I often purchase spare of the moment ingredients I see, temptation too overpowering. I usually have no idea on how I will use said ingredient, but I am overwhelmed with the need to have them.
This doesn’t present such a problem when they are pantry items. I have a list of pantry items waiting for me to play around in the kitchen with them. The problem is when it is fresh produce, like unusual fruit or vegetables, or simply in season, which grab my attention.
This is what happened with these pears. I spent the Saturday out shopping and have a lovely lunch with Amanda. On venturing into the local Asian grocery store, I spied these mini pears. I apologise now that I have no idea what variety they are, just small, cute as a button little pears. I just had to have them.
Of course, as Amanda and I do, we often buy the same ‘special’ ingredients when out shopping together. Even when not shopping together and with no discussion between us our brains will be on the same wavelength. You will find the odd similar recipe or ingredient use on our blogs, which is rather funny as our styles are quite different. The peach popsicle recipes are a great example. Amanda also purchased the pears, please check out her stunning poached pear & mascarpone tart recipe.
My pears remained untouched in the fridge for a while. The boys were told to stay away (not that they would eat them in any case, they were fruit after all), and life was busy. It then came to my realization that I was heading out of Sydney for a few days. I was pretty sure the pears wouldn’t last in their current form, and the idea of cooking them for use later came to mind.
I thought back to my whole candied orange recipe, and decided to use a cooking method somewhere between candying and normal poaching. I wanted the pears to have more of a candied result, but I didn’t have the time to truly candy them. I went for a heavy handed sugar poaching approach. Which also resulted in a beautiful tasting and smelling syrup.
You will end up with far more syrup than you need for the cup cakes. I have found that the syrup works as a wonderful replacement for maple syrup on pancakes, drizzled over fruit etc.
You will note in the ingredient list the addition of rhubarb syrup. This was one of those pantry items lined up ready to be played with. I am not sure the use adds too much to the end result of the syrup. If you don’t have this in your cupboard, don’t run out and buy a bottle just for this recipe, add some vanilla extract instead.
The cup cakes are dense and moist. Would be prefect served with some thick cream on the side and an extra drizzle of pear sugar syrup.
- 150 grams butter
- ¼ cup caster sugar
- ¼ cup brown sugar - firmly packed
- 3 eggs
- 2 cups almond meal
- ¼ cup rice flour
- ½ teaspoon cinnamon
- ½ teaspoon nutmeg
- 10 sugar poached pears
- Pear sugar syrup
- Pre-heat oven at 170 deg C (340 deg F). Prepare a large size cup cake tray (or muffin tray) with 10 paper cup cake cases.
- Using an electric mixer beat butter and sugars until well creamed.
- Add eggs one at a time, beating well between additions, to combine.
- Mix through almond meal, rice flour, cinnamon and nutmeg.
- Half fill the cup cake papers with batter.

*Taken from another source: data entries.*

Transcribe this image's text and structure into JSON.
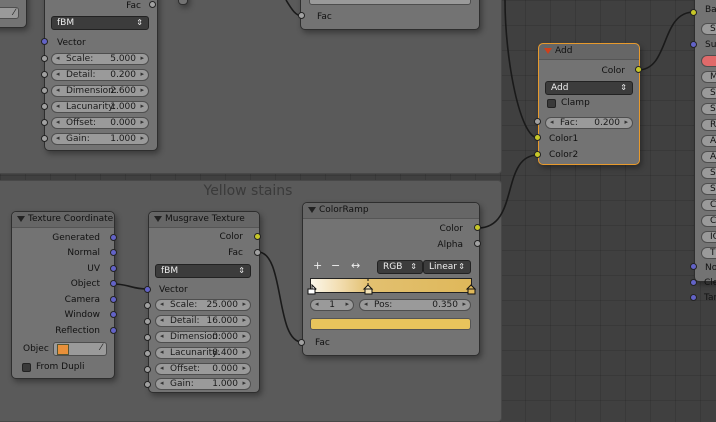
{
  "frames": {
    "top_left_title": "",
    "yellow_stains_title": "Yellow stains"
  },
  "top_musgrave": {
    "fac_label": "Fac",
    "type_value": "fBM",
    "vector_label": "Vector",
    "fields": [
      {
        "key": "Scale:",
        "value": "5.000"
      },
      {
        "key": "Detail:",
        "value": "0.200"
      },
      {
        "key": "Dimension:",
        "value": "2.600"
      },
      {
        "key": "Lacunarity:",
        "value": "1.000"
      },
      {
        "key": "Offset:",
        "value": "0.000"
      },
      {
        "key": "Gain:",
        "value": "1.000"
      }
    ]
  },
  "top_middle_node": {
    "fac_label": "Fac"
  },
  "add_node": {
    "title": "Add",
    "color_out": "Color",
    "blend_value": "Add",
    "clamp_label": "Clamp",
    "fac_key": "Fac:",
    "fac_value": "0.200",
    "color1": "Color1",
    "color2": "Color2"
  },
  "texcoord": {
    "title": "Texture Coordinate",
    "outputs": [
      "Generated",
      "Normal",
      "UV",
      "Object",
      "Camera",
      "Window",
      "Reflection"
    ],
    "object_label": "Objec",
    "from_dupli": "From Dupli"
  },
  "musgrave": {
    "title": "Musgrave Texture",
    "color_out": "Color",
    "fac_out": "Fac",
    "type_value": "fBM",
    "vector_label": "Vector",
    "fields": [
      {
        "key": "Scale:",
        "value": "25.000"
      },
      {
        "key": "Detail:",
        "value": "16.000"
      },
      {
        "key": "Dimension:",
        "value": "0.000"
      },
      {
        "key": "Lacunarity:",
        "value": "8.400"
      },
      {
        "key": "Offset:",
        "value": "0.000"
      },
      {
        "key": "Gain:",
        "value": "1.000"
      }
    ]
  },
  "colorramp": {
    "title": "ColorRamp",
    "color_out": "Color",
    "alpha_out": "Alpha",
    "add_btn": "+",
    "remove_btn": "−",
    "flip_btn": "↔",
    "mode_value": "RGB",
    "interp_value": "Linear",
    "index_value": "1",
    "pos_key": "Pos:",
    "pos_value": "0.350",
    "fac_in": "Fac"
  },
  "right_node": {
    "rows": [
      "Ba",
      "S",
      "Su",
      "",
      "M",
      "S",
      "S",
      "R",
      "A",
      "A",
      "S",
      "S",
      "C",
      "C",
      "IC",
      "T",
      "No",
      "Cle",
      "Tan"
    ]
  },
  "colors": {
    "accent_active": "#e89a2c",
    "socket_color": "#c7c729",
    "socket_vector": "#6363c7",
    "socket_value": "#a1a1a1",
    "swatch": "#e8c45c",
    "red_swatch": "#e06a6a"
  }
}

Then place a pear in each, slightly pushing down. Top up with some more batter, until cup cake papers are filled three quarters of the way.
- Bake in the over for 30 minutes or until golden brown and cooked through.
- Remove cup cakes from oven when cooked, and place on cooling rack. Spoon some of the pear sugar syrup over the cup cakes while they are cooling.
- Store cup cakes in an air tight container; they will keep for a couple of days.
- Pear Sugar Syrup: While your cup cakes are cooking, prepare your pear sugar syrup. Placed your reserved liquid from making your sugar pears in a medium size pot. Bring to the boil and cook for 10 minutes. They syrup will thicken and flavours intensify.
- 10 small pears - peeled
- 2 cups sugar
- 4 cups water
- 1 tablespoon glucose syrup
- 1 cinnamon quill
- 1 tablespoon rhubarb syrup - optional
- Place all ingredients, except pears in a large heavy base pot. Over low heat stir until sugar has dissolved.
- Add pears to the sugar mixture and slowly bring to fast simmer. Simmer pears for 30 minutes. Remove from heat and leave in pot to cool. Once cool remove pears from liquid and store in an air tight container, store in the fridge. Reserve cooled liquid in a clean jar in the fridge.